My hopes for this post were to give you a real world account of how this camera feels to me, as well as LOADS of images. Because for some reason, outside of the wonderful Jonas Rask, Dan Bailey, and other fellow X-Photographers, images don’t tend to be the focal point in a typical camera review. I wanted to do a bit more than step into my backyard and shoot flowers or my cat for you. Selfishly, I hope that everyone gets to experience the joy and satisfaction of shooting with this system, because it’s SO much more fun being on the dark side.
In conclusion: “Impressive… MOST impressive.”

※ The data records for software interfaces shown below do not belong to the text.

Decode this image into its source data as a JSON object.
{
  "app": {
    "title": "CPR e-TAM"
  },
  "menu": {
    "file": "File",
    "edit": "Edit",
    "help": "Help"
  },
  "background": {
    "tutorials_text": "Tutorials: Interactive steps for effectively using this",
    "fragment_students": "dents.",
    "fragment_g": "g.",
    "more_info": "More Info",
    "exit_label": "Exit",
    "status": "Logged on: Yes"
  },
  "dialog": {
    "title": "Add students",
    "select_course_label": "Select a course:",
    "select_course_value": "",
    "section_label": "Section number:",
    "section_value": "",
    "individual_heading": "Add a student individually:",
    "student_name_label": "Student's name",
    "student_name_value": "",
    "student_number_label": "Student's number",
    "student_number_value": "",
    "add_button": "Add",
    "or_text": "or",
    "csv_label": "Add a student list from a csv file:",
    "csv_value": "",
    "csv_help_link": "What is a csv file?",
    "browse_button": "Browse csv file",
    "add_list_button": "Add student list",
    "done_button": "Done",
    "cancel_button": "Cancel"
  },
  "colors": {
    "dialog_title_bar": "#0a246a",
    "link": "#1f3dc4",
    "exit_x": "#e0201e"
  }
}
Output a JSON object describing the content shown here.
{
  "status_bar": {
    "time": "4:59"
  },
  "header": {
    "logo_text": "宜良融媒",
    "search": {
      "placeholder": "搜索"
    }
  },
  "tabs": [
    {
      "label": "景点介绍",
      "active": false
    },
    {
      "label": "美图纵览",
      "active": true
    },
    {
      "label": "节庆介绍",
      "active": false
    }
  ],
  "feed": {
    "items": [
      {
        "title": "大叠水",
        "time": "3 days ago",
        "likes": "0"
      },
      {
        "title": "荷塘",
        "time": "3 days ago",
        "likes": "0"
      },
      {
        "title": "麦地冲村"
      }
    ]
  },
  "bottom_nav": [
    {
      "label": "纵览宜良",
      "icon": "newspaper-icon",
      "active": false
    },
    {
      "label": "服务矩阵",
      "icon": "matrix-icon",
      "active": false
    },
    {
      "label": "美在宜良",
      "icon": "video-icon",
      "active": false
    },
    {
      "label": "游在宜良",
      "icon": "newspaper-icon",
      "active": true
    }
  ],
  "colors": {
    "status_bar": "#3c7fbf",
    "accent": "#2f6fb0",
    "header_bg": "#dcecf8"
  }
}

As always, I would love to continue the conversation on social media. If you have questions that I didn’t answer, hit me up below or on twitter or instagram! Want to call BS on a claim? I would love nothing more than to banter with you. Because above all, I hope to continue to grow our community! And of course, if you have been inspired at all to purchase any of the aforementioned gear, consider using my amazon affiliate links below, I will get a small kickback that allows me to buy pizza and beer: